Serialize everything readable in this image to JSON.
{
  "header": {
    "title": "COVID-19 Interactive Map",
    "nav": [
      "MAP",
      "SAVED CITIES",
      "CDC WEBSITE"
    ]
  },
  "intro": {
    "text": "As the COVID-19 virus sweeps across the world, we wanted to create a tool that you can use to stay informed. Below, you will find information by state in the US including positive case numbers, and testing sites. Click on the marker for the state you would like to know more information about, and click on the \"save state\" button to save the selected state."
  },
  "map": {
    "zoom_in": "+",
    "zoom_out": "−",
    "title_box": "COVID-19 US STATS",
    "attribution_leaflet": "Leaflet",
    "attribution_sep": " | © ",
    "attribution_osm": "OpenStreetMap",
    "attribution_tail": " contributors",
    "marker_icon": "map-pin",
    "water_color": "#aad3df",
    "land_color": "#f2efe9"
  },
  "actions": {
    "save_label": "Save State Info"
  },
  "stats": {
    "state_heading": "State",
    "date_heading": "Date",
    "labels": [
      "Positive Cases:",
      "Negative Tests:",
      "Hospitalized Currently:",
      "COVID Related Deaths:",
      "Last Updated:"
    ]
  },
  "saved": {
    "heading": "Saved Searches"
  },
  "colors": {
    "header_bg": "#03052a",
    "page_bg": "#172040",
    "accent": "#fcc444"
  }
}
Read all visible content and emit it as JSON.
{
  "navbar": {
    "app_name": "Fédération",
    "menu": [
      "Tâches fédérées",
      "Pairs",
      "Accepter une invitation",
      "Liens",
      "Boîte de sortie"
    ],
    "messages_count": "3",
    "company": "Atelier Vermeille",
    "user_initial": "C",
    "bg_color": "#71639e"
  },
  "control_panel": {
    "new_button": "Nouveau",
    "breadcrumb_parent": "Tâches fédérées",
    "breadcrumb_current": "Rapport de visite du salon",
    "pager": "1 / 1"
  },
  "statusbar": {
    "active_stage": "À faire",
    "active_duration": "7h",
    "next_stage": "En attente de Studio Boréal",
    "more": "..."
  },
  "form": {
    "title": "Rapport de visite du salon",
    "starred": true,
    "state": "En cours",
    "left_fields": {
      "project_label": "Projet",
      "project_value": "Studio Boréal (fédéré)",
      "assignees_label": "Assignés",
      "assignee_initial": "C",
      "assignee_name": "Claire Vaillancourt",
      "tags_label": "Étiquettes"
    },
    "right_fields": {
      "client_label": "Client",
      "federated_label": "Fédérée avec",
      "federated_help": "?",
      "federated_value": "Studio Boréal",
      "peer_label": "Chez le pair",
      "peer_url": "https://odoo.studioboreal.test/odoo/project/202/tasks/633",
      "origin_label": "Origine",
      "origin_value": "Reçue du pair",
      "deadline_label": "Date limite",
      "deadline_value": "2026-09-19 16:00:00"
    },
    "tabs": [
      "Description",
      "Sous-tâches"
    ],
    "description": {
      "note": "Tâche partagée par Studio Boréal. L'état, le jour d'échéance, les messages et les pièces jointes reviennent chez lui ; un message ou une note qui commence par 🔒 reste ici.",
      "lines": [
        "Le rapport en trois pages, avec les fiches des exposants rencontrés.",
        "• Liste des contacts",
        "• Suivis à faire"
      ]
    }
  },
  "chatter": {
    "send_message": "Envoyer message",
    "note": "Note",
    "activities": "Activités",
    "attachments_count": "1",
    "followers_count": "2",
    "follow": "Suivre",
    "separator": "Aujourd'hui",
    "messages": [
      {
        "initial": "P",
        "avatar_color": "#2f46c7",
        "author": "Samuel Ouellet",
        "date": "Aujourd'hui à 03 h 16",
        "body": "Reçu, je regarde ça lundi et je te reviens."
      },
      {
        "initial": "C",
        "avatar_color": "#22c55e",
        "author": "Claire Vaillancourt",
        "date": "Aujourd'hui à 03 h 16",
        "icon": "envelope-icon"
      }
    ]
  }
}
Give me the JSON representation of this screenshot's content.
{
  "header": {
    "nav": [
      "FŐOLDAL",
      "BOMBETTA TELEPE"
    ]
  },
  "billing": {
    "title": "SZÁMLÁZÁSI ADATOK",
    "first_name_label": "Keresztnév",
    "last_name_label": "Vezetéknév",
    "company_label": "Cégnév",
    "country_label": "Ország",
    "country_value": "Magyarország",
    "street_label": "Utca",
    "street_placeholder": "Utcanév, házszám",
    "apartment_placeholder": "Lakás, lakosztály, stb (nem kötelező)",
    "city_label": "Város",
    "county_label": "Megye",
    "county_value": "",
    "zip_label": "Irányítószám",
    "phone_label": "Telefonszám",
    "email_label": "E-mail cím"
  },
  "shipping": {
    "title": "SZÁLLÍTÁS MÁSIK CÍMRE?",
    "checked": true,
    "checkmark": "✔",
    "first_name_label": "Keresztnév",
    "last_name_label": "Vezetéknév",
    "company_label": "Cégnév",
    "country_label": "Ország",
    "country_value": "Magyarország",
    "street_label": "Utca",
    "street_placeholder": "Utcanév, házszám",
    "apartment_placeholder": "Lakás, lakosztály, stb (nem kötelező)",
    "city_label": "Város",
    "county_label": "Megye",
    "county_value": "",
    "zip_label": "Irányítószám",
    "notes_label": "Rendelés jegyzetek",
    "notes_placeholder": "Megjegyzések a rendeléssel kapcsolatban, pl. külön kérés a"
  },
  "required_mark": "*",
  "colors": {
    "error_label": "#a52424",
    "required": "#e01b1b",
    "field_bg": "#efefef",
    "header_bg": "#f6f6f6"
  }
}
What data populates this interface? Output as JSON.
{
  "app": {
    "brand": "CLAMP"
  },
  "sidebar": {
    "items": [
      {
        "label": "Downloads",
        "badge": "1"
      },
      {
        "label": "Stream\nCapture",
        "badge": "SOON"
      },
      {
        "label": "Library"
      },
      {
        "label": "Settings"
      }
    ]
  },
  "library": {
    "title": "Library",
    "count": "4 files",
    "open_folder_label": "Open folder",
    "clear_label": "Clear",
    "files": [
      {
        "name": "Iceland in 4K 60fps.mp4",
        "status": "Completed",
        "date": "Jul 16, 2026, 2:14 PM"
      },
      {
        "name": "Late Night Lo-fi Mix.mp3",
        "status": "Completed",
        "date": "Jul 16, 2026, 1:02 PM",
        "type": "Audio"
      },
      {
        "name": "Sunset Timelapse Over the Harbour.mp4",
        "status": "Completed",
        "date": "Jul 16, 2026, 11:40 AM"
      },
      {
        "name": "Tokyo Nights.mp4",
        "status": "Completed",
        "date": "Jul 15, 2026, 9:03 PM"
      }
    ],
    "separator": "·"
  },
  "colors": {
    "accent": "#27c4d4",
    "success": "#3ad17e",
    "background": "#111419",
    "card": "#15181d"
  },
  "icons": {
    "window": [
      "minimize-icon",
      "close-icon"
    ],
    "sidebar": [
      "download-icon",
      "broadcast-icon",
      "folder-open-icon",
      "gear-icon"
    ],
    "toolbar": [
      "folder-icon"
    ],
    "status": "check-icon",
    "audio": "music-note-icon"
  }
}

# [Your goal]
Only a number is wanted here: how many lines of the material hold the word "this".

# [Answer section]
3